After reading about our decision to make in choosing electric, gas or wood cooking; a friend sent me this link on bio-fuels and said to look into methane generators. This website has a ton of information. One part of me wants to print everything and have a hard copy library, the other part of me is trying to reduce space needed. I can't wait to start exploring this site. Our pile of reading is growing by the hour it seems.
One of our projects this week is to get the new garden ready. We talked about not using bone meal or blood meal since we are vegetarians. They are approved for organic growing and vegetarians eat vegetables grown with these amendments, so we had some thinking to do. We thought we'd see how the garden does without those and Jeffrey started doing research one night on alternatives while I was cooking. He found an article called Cruelty-free Agriculture: Beyond Organic—Vegetarian Vegetable Gardening By Kate and Ron Khosla.
They are in New York also so I hope I hope we get to meet them one day.

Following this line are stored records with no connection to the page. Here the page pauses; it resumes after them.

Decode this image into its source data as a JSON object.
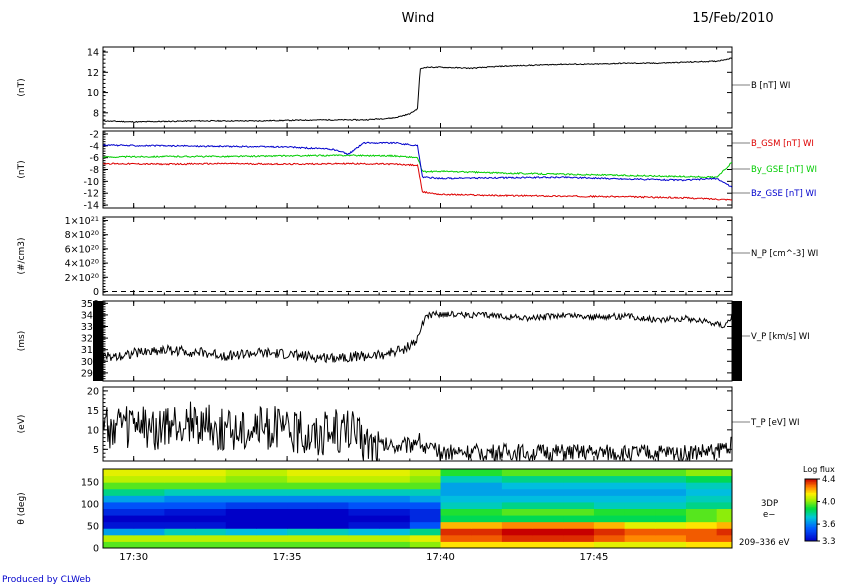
{
  "header": {
    "title": "Wind",
    "date": "15/Feb/2010",
    "footer": "Produced by CLWeb"
  },
  "colors": {
    "black": "#000000",
    "red": "#dd0000",
    "green": "#00cc00",
    "blue": "#0000cc",
    "footer_blue": "#0000cc"
  },
  "time_axis": {
    "start": "17:29:00",
    "end": "17:49:30",
    "tick_labels": [
      "17:30",
      "17:35",
      "17:40",
      "17:45"
    ]
  },
  "chart_data": [
    {
      "type": "line",
      "id": "b_total",
      "ylabel": "(nT)",
      "ylim": [
        6.5,
        14.5
      ],
      "yticks": [
        8,
        10,
        12,
        14
      ],
      "series": [
        {
          "name": "B [nT] WI",
          "color": "#000000",
          "x": [
            "17:29:00",
            "17:30:00",
            "17:32:00",
            "17:34:00",
            "17:36:00",
            "17:37:30",
            "17:38:30",
            "17:39:00",
            "17:39:15",
            "17:39:20",
            "17:39:30",
            "17:40:00",
            "17:41:00",
            "17:42:00",
            "17:43:00",
            "17:44:00",
            "17:45:00",
            "17:46:00",
            "17:47:00",
            "17:48:00",
            "17:49:00",
            "17:49:30"
          ],
          "values": [
            7.2,
            7.1,
            7.2,
            7.2,
            7.3,
            7.3,
            7.5,
            7.9,
            8.4,
            12.3,
            12.5,
            12.5,
            12.4,
            12.6,
            12.7,
            12.8,
            12.8,
            12.9,
            12.9,
            13.0,
            13.1,
            13.4
          ]
        }
      ]
    },
    {
      "type": "line",
      "id": "b_components",
      "ylabel": "(nT)",
      "ylim": [
        -14.5,
        -1.5
      ],
      "yticks": [
        -2,
        -4,
        -6,
        -8,
        -10,
        -12,
        -14
      ],
      "series": [
        {
          "name": "B_GSM [nT] WI",
          "color": "#dd0000",
          "x": [
            "17:29:00",
            "17:31:00",
            "17:33:00",
            "17:35:00",
            "17:37:00",
            "17:38:30",
            "17:39:15",
            "17:39:25",
            "17:40:00",
            "17:42:00",
            "17:44:00",
            "17:46:00",
            "17:48:00",
            "17:49:30"
          ],
          "values": [
            -7.0,
            -7.1,
            -7.0,
            -7.1,
            -7.0,
            -7.1,
            -7.3,
            -11.8,
            -12.2,
            -12.4,
            -12.5,
            -12.6,
            -12.8,
            -13.1
          ]
        },
        {
          "name": "By_GSE [nT] WI",
          "color": "#00cc00",
          "x": [
            "17:29:00",
            "17:31:00",
            "17:33:00",
            "17:35:00",
            "17:37:00",
            "17:38:30",
            "17:39:15",
            "17:39:25",
            "17:40:00",
            "17:42:00",
            "17:44:00",
            "17:46:00",
            "17:48:00",
            "17:49:00",
            "17:49:30"
          ],
          "values": [
            -5.9,
            -5.8,
            -5.8,
            -5.7,
            -5.6,
            -5.7,
            -6.0,
            -8.4,
            -8.3,
            -8.6,
            -8.8,
            -9.0,
            -9.2,
            -9.3,
            -6.8
          ]
        },
        {
          "name": "Bz_GSE [nT] WI",
          "color": "#0000cc",
          "x": [
            "17:29:00",
            "17:31:00",
            "17:33:00",
            "17:35:00",
            "17:36:30",
            "17:37:00",
            "17:37:30",
            "17:38:30",
            "17:39:15",
            "17:39:25",
            "17:40:00",
            "17:42:00",
            "17:44:00",
            "17:46:00",
            "17:48:00",
            "17:49:00",
            "17:49:30"
          ],
          "values": [
            -3.9,
            -4.0,
            -4.1,
            -4.2,
            -4.6,
            -5.4,
            -3.5,
            -3.5,
            -4.0,
            -9.3,
            -9.5,
            -9.4,
            -9.3,
            -9.6,
            -9.8,
            -9.5,
            -11.0
          ]
        }
      ]
    },
    {
      "type": "line",
      "id": "density",
      "ylabel": "(#/cm3)",
      "ylim": [
        -5e+19,
        1.05e+21
      ],
      "yticks": [
        0,
        2e+20,
        4e+20,
        6e+20,
        8e+20,
        1e+21
      ],
      "ytick_labels": [
        {
          "mant": "0",
          "exp": ""
        },
        {
          "mant": "2×10",
          "exp": "20"
        },
        {
          "mant": "4×10",
          "exp": "20"
        },
        {
          "mant": "6×10",
          "exp": "20"
        },
        {
          "mant": "8×10",
          "exp": "20"
        },
        {
          "mant": "1×10",
          "exp": "21"
        }
      ],
      "series": [
        {
          "name": "N_P [cm^-3] WI",
          "color": "#000000",
          "dashed": true,
          "x": [
            "17:29:00",
            "17:49:30"
          ],
          "values": [
            0,
            0
          ]
        }
      ]
    },
    {
      "type": "line",
      "id": "velocity",
      "ylabel": "(ms)",
      "ylim": [
        283,
        352
      ],
      "yticks": [
        290,
        300,
        310,
        320,
        330,
        340,
        350
      ],
      "series": [
        {
          "name": "V_P [km/s] WI",
          "color": "#000000",
          "x": [
            "17:29:00",
            "17:30:00",
            "17:31:00",
            "17:32:00",
            "17:33:00",
            "17:34:00",
            "17:35:00",
            "17:36:00",
            "17:37:00",
            "17:38:00",
            "17:38:45",
            "17:39:15",
            "17:39:30",
            "17:40:00",
            "17:41:00",
            "17:42:00",
            "17:43:00",
            "17:44:00",
            "17:45:00",
            "17:46:00",
            "17:47:00",
            "17:48:00",
            "17:48:45",
            "17:49:15",
            "17:49:30"
          ],
          "values": [
            303,
            307,
            310,
            308,
            305,
            307,
            306,
            303,
            304,
            305,
            310,
            318,
            339,
            341,
            340,
            339,
            337,
            340,
            338,
            339,
            336,
            337,
            334,
            331,
            339
          ]
        }
      ]
    },
    {
      "type": "line",
      "id": "temperature",
      "ylabel": "(eV)",
      "ylim": [
        2,
        21
      ],
      "yticks": [
        5,
        10,
        15,
        20
      ],
      "series": [
        {
          "name": "T_P [eV] WI",
          "color": "#000000",
          "x": [
            "17:29:00",
            "17:30:00",
            "17:31:00",
            "17:32:00",
            "17:33:00",
            "17:34:00",
            "17:35:00",
            "17:36:00",
            "17:37:00",
            "17:37:30",
            "17:38:00",
            "17:39:00",
            "17:39:15",
            "17:39:30",
            "17:40:00",
            "17:42:00",
            "17:44:00",
            "17:46:00",
            "17:48:00",
            "17:49:00",
            "17:49:30"
          ],
          "values": [
            10,
            11,
            10,
            12,
            10,
            11,
            10,
            9,
            10,
            7,
            6,
            6,
            8,
            5,
            4.3,
            4.2,
            4.1,
            4.0,
            4.1,
            4.5,
            6.5
          ]
        }
      ]
    },
    {
      "type": "heatmap",
      "id": "pitch_angle",
      "ylabel": "θ (deg)",
      "ylim": [
        0,
        180
      ],
      "yticks": [
        0,
        50,
        100,
        150
      ],
      "instrument_label": [
        "3DP",
        "e−"
      ],
      "energy_label": "209–336 eV",
      "colorbar": {
        "title": "Log flux",
        "min": 3.3,
        "max": 4.4,
        "ticks": [
          4.4,
          4.0,
          3.6,
          3.3
        ]
      },
      "time_bins": [
        "17:29:00",
        "17:30:00",
        "17:31:00",
        "17:32:00",
        "17:33:00",
        "17:34:00",
        "17:35:00",
        "17:36:00",
        "17:37:00",
        "17:38:00",
        "17:39:00",
        "17:40:00",
        "17:41:00",
        "17:42:00",
        "17:43:00",
        "17:44:00",
        "17:45:00",
        "17:46:00",
        "17:47:00",
        "17:48:00",
        "17:49:00",
        "17:49:30"
      ],
      "angle_bins": [
        0,
        15,
        30,
        45,
        60,
        75,
        90,
        105,
        120,
        135,
        150,
        165,
        180
      ],
      "values": [
        [
          3.95,
          3.95,
          3.95,
          3.95,
          3.95,
          3.95,
          3.95,
          3.95,
          3.95,
          3.95,
          4.0,
          4.15,
          4.15,
          4.15,
          4.15,
          4.15,
          4.1,
          4.1,
          4.1,
          4.15,
          4.15
        ],
        [
          4.05,
          4.05,
          4.05,
          4.05,
          4.05,
          4.05,
          4.05,
          4.05,
          4.05,
          4.05,
          4.1,
          4.3,
          4.3,
          4.35,
          4.35,
          4.35,
          4.3,
          4.25,
          4.25,
          4.3,
          4.3
        ],
        [
          3.65,
          3.65,
          3.75,
          3.75,
          3.7,
          3.7,
          3.75,
          3.75,
          3.7,
          3.7,
          3.8,
          4.35,
          4.35,
          4.4,
          4.4,
          4.4,
          4.35,
          4.3,
          4.3,
          4.3,
          4.35
        ],
        [
          3.35,
          3.35,
          3.35,
          3.35,
          3.3,
          3.3,
          3.3,
          3.3,
          3.35,
          3.35,
          3.5,
          4.2,
          4.2,
          4.25,
          4.25,
          4.25,
          4.2,
          4.1,
          4.1,
          4.15,
          4.2
        ],
        [
          3.3,
          3.3,
          3.3,
          3.3,
          3.3,
          3.3,
          3.3,
          3.3,
          3.3,
          3.3,
          3.4,
          3.85,
          3.85,
          3.85,
          3.85,
          3.85,
          3.85,
          3.85,
          3.85,
          3.95,
          4.0
        ],
        [
          3.4,
          3.4,
          3.35,
          3.35,
          3.3,
          3.3,
          3.3,
          3.3,
          3.35,
          3.35,
          3.4,
          3.9,
          3.9,
          3.95,
          3.95,
          3.95,
          3.9,
          3.9,
          3.9,
          3.95,
          4.0
        ],
        [
          3.5,
          3.5,
          3.5,
          3.5,
          3.45,
          3.45,
          3.45,
          3.45,
          3.5,
          3.5,
          3.5,
          3.75,
          3.75,
          3.8,
          3.8,
          3.8,
          3.75,
          3.75,
          3.75,
          3.8,
          3.8
        ],
        [
          3.65,
          3.65,
          3.6,
          3.6,
          3.6,
          3.6,
          3.6,
          3.6,
          3.6,
          3.6,
          3.65,
          3.7,
          3.7,
          3.7,
          3.7,
          3.7,
          3.7,
          3.7,
          3.7,
          3.75,
          3.75
        ],
        [
          3.8,
          3.8,
          3.75,
          3.75,
          3.75,
          3.75,
          3.75,
          3.75,
          3.75,
          3.75,
          3.75,
          3.65,
          3.65,
          3.65,
          3.65,
          3.65,
          3.65,
          3.65,
          3.65,
          3.7,
          3.7
        ],
        [
          3.95,
          3.95,
          3.95,
          3.95,
          3.95,
          3.95,
          3.95,
          3.95,
          3.95,
          3.95,
          3.95,
          3.65,
          3.65,
          3.7,
          3.7,
          3.7,
          3.7,
          3.7,
          3.7,
          3.75,
          3.75
        ],
        [
          4.05,
          4.05,
          4.05,
          4.05,
          4.0,
          4.0,
          4.05,
          4.05,
          4.05,
          4.05,
          4.0,
          3.75,
          3.75,
          3.8,
          3.8,
          3.8,
          3.8,
          3.8,
          3.8,
          3.85,
          3.85
        ],
        [
          4.1,
          4.1,
          4.1,
          4.1,
          4.05,
          4.05,
          4.1,
          4.1,
          4.1,
          4.1,
          4.05,
          3.9,
          3.9,
          3.95,
          3.95,
          3.95,
          3.95,
          3.95,
          3.95,
          4.0,
          4.0
        ]
      ]
    }
  ]
}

In this article they are primarily talking about not using commercially grown manure. We both feel though that getting animal manure produced locally by animals that are in a loving, pastured environment and not meant for slaughter, fits well into our cycle of growing. We were already going to use a fall green manure but learned more about it after reading their site. Another great find this week!
I received a wonderful email from a friend that I have read many times. It's about to be printed and go on the wall. Most is too personal and precious to me, so that I'm keeping it to myself. I thought this part was beautiful and that others could benefit from reading it. These words were so appropriate for right now.
"It is good to spend some time in the garden. There in the flow of the breeze, the divine nature of growth you will experience Great Love but after a time open your heart and mind to all the possibilities for your good.
Fear often warns us not to send the letter or say that words that may have long term consequences. This is the moment of awakening to remind us to move in the direction of love, love of self and love of others. "
She also included one of her favorite quotes: